Moghalu Reacts To Cryptocurrency Ban, Tells Buhari What To Do
The former deputy governor of the Central Bank of Nigeria (CBN), Kingsley Moghalu, has faulted the cryptocurrency ban by the apex bank.
On Friday, the apex bank ordered banks in the country to shut down the accounts of cryptocurrency traders.
The CBN directed Deposit Money Banks (DMBs), Other Financial Institutions (OFIs), and Non-Bank Financial Institutions (NBFIs) local financial institutions to stop any transactions in crypto or facilitating payments for crypto exchanges.
According to a circular signed by the Director of Banking Supervision, Bello Hassan, and Director, Payments System Management Department, Musa I Jimoh, disobedience to the directive will attract sanctions.
Reacting to the development in an interview on Channels Television‘s Sunday Politics, Moghalu said that $500 million worth of Bitcoin has been traded in Nigeria within the last five years.
The former presidential candidate said regardless of the risks involved in trading in cryptocurrencies, he would not recommend that it be banned outrightly.
He said: “A lot of the activities across the world are going digital, and I would not recommend banning it (cryptocurrencies) outright.

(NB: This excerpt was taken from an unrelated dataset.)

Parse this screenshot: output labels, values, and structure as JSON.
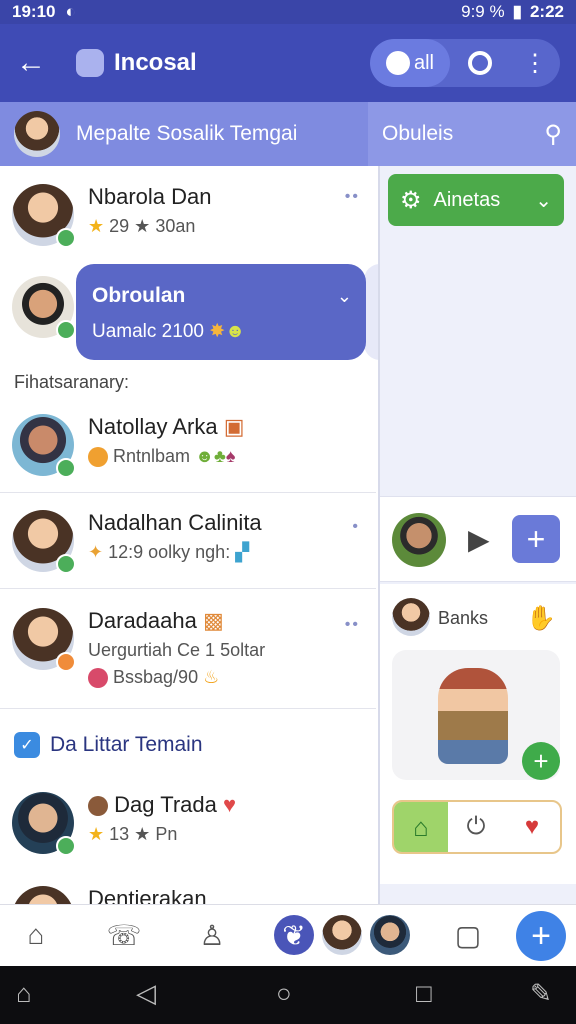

“$500 million worth of Bitcoin has been traded in Nigeria within the last five years and Nigeria is one of the top 10 countries in the use of cryptocurrencies in the world today“.
He further explained that it is becoming a real factor in the country’s investment ecosystem and a livelihood for many Nigerians.
Moghalu said that the move is seen as though the Muhammadu Buhari-led government is always taking action to take away opportunities from Nigerians especially in a depressed economy.
He believes that any investment has risks and if he was in a position to make a decision, it would be to balance the risks against the country’s current realities.
According to Moghalu, regular currencies depreciate against cryptocurrencies such as the BTC but many Policies from the bank in the past few years have not been favourable.
“The Nigerian Government should try to make the investment climate far more friendly and efficient than it is now.
“It is unfriendly, that’s why the foreign investment is declining,” he said.